What’s Elk Point got that Cold Lake ain’t got?

There’s a few things actually, but I’m thinking specifically of Elk Point Allied Arts’ performance venue. I’m jealous.

A couple of recent developments have me thinking about the lack of an arts facility in Cold Lake. One is the drive to build a new venue in Bonnyville to replace the Lyle Victor Albert Centre. The other is Cold Lake’s decision to continue operating their venerable old North arena.

About 25 years ago that rink was slated for demolition as the city was planning to build an “Arts and Leisure Centre” where the Energy Centre now stands. The trouble was, the Arts and Leisure Centre included rinks and gyms and plans for a pool, but there was no arts component.

I asked if it might be possible to convert the North arena into a multidiscipline arts facility with a performance stage, studios, and workshops. That idea was immediately shot down. As soon as ground was broken on the new “arts and leisure” rink – er, centre – the blue rink was coming down. It was too expensive to operate and too dangerous to occupy.

But it’s still standing, because it’s needed for hockey.

It’s tempting to blame hockey culture and city councils for the lack of arts infrastructure in Cold Lake, but we artsy folk should look in the mirror first. When you look at hockey families, you will see that they are organized; they fundraise like mad; and they pay plenty of money to keep the rinks in use.

Can Cold Lake’s artists match that kind of effort? Can they look beyond their own arts disciplines—music, theatre, dance, painting, sculpture, as examples—and come together to demonstrate a need and promote a compelling vision?

Can they fundraise? If a facility is built, would they pay to use it?

I may be wrong, but I don’t see the city looking seriously at an arts facility in the next ten years. I’m sure at least one new hockey surface will be added before an arts centre is even considered. And so again the arts community will be left to wonder “what about us?”

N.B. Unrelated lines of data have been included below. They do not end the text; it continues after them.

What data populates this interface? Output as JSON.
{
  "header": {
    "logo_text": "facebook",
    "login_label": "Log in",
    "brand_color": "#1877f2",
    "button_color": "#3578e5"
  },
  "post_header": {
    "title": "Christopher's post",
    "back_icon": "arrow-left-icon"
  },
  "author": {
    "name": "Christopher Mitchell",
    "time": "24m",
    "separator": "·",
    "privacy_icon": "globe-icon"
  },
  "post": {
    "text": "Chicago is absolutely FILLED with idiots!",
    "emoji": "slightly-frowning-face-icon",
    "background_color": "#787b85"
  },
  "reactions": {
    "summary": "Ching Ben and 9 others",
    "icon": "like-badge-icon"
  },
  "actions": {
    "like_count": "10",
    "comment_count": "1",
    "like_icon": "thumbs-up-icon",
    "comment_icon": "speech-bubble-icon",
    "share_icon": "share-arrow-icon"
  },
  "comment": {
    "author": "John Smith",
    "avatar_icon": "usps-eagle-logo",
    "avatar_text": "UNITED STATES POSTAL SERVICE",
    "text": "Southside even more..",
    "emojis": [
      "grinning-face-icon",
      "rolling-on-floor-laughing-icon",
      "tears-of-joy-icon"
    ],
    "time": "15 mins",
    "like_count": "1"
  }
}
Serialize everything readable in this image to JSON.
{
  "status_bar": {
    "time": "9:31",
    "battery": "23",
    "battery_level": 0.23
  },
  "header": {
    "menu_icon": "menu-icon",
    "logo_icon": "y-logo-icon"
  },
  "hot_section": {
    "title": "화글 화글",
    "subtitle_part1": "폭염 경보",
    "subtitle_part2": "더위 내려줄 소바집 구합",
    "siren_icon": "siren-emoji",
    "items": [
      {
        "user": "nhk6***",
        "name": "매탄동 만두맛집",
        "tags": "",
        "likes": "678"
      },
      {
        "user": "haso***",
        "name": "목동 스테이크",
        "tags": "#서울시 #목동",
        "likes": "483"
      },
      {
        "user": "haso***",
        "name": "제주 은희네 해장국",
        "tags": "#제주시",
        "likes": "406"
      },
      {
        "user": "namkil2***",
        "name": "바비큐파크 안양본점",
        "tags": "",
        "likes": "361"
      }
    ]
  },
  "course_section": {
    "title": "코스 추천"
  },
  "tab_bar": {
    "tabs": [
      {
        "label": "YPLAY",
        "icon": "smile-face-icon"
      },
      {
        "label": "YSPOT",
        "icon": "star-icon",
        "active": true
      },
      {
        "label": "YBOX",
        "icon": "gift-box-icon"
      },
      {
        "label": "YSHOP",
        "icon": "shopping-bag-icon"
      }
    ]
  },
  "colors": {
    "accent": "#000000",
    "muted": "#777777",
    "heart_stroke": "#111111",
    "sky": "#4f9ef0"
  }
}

It’s a fair question, but it’s one we should be asking ourselves.